• **TASK INSTRUCTIONS**
Every line that includes the word "your" needs to be copied from the listing.

-- RECORDS FOR THIS EXERCISE follows --

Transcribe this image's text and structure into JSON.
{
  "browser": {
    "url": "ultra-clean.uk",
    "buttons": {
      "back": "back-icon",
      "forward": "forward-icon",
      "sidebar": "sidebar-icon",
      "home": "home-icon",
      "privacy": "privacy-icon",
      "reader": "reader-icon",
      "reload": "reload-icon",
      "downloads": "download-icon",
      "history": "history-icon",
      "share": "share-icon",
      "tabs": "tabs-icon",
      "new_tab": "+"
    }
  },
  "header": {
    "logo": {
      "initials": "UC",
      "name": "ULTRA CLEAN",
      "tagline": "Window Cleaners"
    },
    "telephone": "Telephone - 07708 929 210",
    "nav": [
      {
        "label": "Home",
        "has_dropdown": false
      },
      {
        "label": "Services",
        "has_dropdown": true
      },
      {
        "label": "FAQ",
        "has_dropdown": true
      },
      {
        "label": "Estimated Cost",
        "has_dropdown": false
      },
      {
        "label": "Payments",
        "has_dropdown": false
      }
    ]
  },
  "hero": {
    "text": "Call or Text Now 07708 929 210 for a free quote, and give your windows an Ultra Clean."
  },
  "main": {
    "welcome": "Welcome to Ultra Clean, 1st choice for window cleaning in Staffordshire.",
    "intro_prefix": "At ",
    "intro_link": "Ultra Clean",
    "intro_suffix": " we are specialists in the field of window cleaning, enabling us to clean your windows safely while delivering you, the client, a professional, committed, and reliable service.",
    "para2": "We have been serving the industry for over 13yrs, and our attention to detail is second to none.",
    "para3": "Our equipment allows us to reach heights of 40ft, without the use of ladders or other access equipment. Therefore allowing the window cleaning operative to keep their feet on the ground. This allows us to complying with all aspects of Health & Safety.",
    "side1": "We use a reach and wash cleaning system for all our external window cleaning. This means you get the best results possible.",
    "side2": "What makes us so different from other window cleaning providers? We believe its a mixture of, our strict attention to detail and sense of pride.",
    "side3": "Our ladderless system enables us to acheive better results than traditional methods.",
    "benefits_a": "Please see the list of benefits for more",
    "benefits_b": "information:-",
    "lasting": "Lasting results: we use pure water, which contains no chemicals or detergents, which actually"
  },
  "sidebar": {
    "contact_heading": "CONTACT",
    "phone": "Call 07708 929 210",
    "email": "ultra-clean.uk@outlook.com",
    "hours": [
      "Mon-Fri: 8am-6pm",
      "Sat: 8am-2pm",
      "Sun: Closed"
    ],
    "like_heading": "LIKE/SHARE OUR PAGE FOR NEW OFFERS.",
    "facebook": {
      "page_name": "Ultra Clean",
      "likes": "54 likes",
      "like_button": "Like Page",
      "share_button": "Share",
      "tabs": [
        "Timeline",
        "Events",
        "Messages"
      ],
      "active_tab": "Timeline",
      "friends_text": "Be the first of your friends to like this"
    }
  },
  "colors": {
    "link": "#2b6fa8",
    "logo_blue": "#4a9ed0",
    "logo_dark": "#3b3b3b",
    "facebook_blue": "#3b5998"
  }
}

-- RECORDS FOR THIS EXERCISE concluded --

• **COMPLETED TASK**
    "text": "Call or Text Now 07708 929 210 for a free quote, and give your windows an Ultra Clean."
    "intro_suffix": " we are specialists in the field of window cleaning, enabling us to clean your windows safely while delivering you, the client, a professional, committed, and reliable service.",
      "friends_text": "Be the first of your friends to like this"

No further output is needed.